Nevertheless, in the historical memory of many Soviet citizens the name of Clara Zetkin was firmly associated with the spring Women's Day. Clara's real name was Ayssner, sometimes spelled as Eißner. The name under which she entered into the history was arrogated by her not quite legitimately, as she was not officially married to the social democrat Ossip Zetkin. From the union with the political immigrant from Odessa she had two sons - Max and Constantine. When in 1889 Ossip Zetkin died of tuberculosis, Clara was only 32, but looked much older than her years.
Ten years after the death of her common law husband, 42-year-old Clara Zetkin married a 24-year-old painter Georg Friedrich Zundel and remained married to him until their divorce in 1928.
Clara Ayssner was born on July 5, 1857. She was the eldest daughter of Josephine Vitale, whose father, Jean Dominique, took an active part in the French Revolution in 1789, and in the Napoleonic campaigns. Her father was Gottfried Ayssner, a teacher and a cantor, the son of a rural laborer and schoolteacher from the Saxon town of Viderau. Her mother maintained contacts with the founder of the new women's movement, in particular, Louise Otto-Peters and Augusta Schmidt. She adored the books of George Sand and founded a women's gym Union in Viderau. To give children a good education, in 1872 the family moved to Leipzig.
From 1891 to 1917 Clara Zetkin was the editor of the proletarian women's magazine Die Gleichheit - "Equality," published in Stuttgart. She actively participated in the preparation and the work of the Constituent Congress of the International II in Paris, and never forgot about the fight for women's rights.
In 1907, Clara Zetkin met with Lenin, with whom she tied a lifetime friendship. Clara had uneasy relationship with the other ardent revolutionary, Rosa Luxemburg. In 1907 her 22-year-old son Constantine became the lover of 36-year-old Rosa Luxemburg. Clara was upset with Rosa for some time.
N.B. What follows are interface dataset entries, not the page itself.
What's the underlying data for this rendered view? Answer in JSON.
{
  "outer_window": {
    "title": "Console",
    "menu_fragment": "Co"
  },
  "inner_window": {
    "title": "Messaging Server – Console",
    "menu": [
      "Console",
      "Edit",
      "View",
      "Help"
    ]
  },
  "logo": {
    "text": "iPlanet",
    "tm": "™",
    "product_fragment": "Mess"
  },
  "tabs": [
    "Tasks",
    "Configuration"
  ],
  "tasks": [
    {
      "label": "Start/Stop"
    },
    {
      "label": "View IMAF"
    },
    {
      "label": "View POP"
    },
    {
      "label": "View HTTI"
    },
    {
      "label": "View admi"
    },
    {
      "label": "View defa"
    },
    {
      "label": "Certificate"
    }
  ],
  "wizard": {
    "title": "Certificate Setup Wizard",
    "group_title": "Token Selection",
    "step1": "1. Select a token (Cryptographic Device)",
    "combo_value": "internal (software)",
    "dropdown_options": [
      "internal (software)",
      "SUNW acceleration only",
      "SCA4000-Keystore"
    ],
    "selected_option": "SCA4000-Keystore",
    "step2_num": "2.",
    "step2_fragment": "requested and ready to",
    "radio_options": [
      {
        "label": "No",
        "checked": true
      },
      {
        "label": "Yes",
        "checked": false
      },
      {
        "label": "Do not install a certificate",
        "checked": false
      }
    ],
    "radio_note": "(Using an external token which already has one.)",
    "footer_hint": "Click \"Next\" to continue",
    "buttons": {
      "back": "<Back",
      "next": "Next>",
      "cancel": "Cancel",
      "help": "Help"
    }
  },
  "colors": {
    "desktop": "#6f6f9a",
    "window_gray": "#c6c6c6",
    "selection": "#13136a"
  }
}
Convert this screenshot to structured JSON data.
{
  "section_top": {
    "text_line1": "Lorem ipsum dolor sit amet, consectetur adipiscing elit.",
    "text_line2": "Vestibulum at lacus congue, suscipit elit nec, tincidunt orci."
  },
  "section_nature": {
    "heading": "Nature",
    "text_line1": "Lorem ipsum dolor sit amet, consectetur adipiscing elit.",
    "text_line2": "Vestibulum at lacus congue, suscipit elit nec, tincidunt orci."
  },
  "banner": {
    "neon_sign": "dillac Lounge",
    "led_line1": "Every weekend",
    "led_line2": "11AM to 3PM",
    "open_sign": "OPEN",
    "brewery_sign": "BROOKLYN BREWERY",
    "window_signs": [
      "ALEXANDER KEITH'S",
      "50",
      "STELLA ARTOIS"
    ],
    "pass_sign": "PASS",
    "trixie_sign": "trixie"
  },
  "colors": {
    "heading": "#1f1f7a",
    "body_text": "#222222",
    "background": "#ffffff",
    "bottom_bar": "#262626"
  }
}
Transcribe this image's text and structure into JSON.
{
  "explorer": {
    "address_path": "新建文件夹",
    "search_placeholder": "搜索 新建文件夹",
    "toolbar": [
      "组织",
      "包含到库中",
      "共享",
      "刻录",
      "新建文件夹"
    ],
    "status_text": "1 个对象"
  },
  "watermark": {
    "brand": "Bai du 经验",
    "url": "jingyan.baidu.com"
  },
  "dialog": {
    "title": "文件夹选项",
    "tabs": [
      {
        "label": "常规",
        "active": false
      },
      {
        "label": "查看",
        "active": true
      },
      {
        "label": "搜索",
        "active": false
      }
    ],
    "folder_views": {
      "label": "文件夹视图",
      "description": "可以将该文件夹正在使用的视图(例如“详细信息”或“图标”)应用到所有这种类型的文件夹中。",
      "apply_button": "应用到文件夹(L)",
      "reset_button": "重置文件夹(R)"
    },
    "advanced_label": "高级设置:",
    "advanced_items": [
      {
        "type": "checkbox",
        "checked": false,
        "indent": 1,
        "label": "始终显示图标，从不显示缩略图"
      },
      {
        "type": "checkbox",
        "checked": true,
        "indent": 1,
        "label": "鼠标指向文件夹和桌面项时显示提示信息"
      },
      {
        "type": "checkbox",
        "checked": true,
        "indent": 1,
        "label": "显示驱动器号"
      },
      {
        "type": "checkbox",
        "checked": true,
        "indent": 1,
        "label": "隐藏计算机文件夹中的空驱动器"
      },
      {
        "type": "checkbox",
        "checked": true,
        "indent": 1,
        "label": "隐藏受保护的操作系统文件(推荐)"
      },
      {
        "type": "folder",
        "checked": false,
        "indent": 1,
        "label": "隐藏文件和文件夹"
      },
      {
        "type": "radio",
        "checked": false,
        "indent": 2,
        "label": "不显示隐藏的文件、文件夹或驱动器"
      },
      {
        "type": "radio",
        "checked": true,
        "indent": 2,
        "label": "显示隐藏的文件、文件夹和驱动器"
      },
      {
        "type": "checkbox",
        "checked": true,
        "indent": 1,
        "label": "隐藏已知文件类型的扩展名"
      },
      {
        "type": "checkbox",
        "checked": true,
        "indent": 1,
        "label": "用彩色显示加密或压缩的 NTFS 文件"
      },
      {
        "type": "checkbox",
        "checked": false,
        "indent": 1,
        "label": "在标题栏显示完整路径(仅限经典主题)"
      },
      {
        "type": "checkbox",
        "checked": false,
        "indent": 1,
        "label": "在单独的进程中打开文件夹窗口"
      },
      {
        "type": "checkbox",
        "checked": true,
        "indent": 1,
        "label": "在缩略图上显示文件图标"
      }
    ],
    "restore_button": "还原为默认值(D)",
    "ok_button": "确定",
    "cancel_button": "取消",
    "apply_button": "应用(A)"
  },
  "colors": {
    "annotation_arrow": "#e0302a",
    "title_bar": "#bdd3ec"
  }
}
But when the artist Zündel who fell in love with a young Paolo Bosch (a daughter of the founder of the famous household appliances company) asked Clara for a divorce, and her son Constantine left Rosa, the grief brought the two women closer together.
Intimate friends and fellow fighters belonged to left-wing German social democracy and fought against the revisionist theories of the moderate socialist Eduard Bernstein. Criticizing him, they agreed with Lenin. However, the leader of the world proletariat was confused, as he said in a conversation with Zetkin, by "strange things". Lenin was perplexed how prostitutes could be organized as a special detachment of the revolutionary struggle when there were plenty of "industrial workers" in Germany.
"It is much like a literary fashion that attached the image of Madonna to every prostitute," Lenin said in a conversation with Clara Zetkin. He continued: "The list of your sins, Clara, is not over yet. I was told that at the reading evenings and discussions with women workers the issues of sex and marriage are the main topics of discussion. Allegedly this is the main object of attention of the political teaching and educational work. I did not believe my ears when I heard it. "
The proletariat fighting against counter-revolution had no place and time to discuss "matters of sex", that, as aptly noted by Lenin, "flourished on the muck of bourgeois society." Clara Zetkin continued to cling to the topic of women's emancipation, but in vain. An experienced debater, Lenin broke the resistance of the German Communist, who, in his words, had "strong remnants of the Social Democratic position, and an old-fashioned middle class."
Clara Zetkin passed away on June 20, 1933 in Arkhangelsk estate near Moscow at the age of 76. The urn with her ashes is entombed in the Kremlin wall on Red Square.